The hardest part about being a commander in any war situation is that moment when you have to tell a soldier’s family that they have been killed in action. It’s even easier to tell them that their soldier is missing, because at least then they have hope. The only thing that could possibly be harder than telling a soldiers family that they have been killed is to tell sibling soldiers’ family that they have been killed. That is the lot that fell to President Abraham Lincoln, according to legend, on November 21, 1864, except it came to him in spades. On that day, Lincoln composed a letter to Lydia Bixby, a widow and mother of five men, all of whom had been killed in the Civil War. It was a completely tragic state of affairs, and so made national news when a copy of the letter was published in the Boston Evening Transcript on November 25. It was signed by “Abraham Lincoln.” Oddly, the original letter has never been found, so it continues to be “legend” to this day.
After expressing his condolences to Mrs Bixby on the death of her five sons, who had fought to preserve the Union in the Civil War, Lincoln goes on to express his regrets on how “weak and fruitless must be any words of mine which should attempt to beguile you from the grief of a loss so overwhelming.” He then continued with a prayer that “our Heavenly Father may assuage the anguish of your bereavement [and leave you] the cherished memory of the loved and lost, and the solemn pride that must be yours, to have laid so costly a sacrifice upon the altar of Freedom.”
Historians continue to debate the authorship of the letter, and the authenticity of copies printed between 1864 and 1891. Nevertheless, at that time, copies of presidential messages were often published and then sold as souvenirs. Many historians and archivists agree that the original letter was probably written by Lincoln’s secretary, John Hay. As to Mrs Bixby’s loss, scholars have since discovered that only two of her sons actually died fighting during the Civil War. A third was honorably discharged and a fourth was dishonorably thrown out of the Army. The fifth son’s fate is unknown, but it is assumed that he deserted or died in a Confederate prison camp. The facts in this case seem to show that sometimes Presidents are given misinformation, resulting in heartbreaking mistakes. If Mrs Bixby did receive this letter, it is my opinion that she quite likely fainted on the spot, and then to find out later that the president had been given wrong information that caused him, gentle man that he was, to feel the need to write this particular letter himself, rather than letting the commanding officer be the bearer of such bad news.
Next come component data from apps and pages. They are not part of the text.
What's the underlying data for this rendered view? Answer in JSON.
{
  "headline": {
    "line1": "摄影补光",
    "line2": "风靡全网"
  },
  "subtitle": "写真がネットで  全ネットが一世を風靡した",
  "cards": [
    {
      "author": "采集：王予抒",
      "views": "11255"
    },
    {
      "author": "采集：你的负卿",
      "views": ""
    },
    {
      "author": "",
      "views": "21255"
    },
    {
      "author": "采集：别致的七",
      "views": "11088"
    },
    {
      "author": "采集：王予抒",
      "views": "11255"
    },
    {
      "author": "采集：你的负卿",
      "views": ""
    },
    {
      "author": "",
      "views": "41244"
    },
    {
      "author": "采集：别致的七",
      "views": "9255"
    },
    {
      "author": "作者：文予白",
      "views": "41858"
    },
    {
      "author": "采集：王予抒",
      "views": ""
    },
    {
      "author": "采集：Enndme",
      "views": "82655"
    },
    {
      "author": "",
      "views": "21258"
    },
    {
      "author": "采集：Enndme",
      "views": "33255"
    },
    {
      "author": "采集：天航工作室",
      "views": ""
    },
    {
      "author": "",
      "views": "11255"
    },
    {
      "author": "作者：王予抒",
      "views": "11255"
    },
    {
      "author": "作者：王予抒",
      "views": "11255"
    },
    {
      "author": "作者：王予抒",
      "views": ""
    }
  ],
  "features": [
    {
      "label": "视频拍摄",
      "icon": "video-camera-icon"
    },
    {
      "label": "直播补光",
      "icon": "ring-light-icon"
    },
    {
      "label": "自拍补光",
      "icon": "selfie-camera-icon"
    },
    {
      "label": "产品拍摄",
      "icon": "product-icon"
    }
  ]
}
I’m sure that upon finding that there had been an error, President Lincoln was appropriately appalled, but at that point there was not much to do about it. The letter had been sent, and to bring up the additional facts, especially the son that was thrown out of the army, would have only made matters worse. In addition, they did not know where the missing son was, and possibly didn’t know for sure where the others were either, so it made sense to leave well enough alone. Still, I’m sure their mother would like to have known where her sons really were. While this situation was possibly, or at least partially, an awful mistake, it is still the hardest part of the job of commander, and one that is usually felt very deeply by those who have had to write such a letter.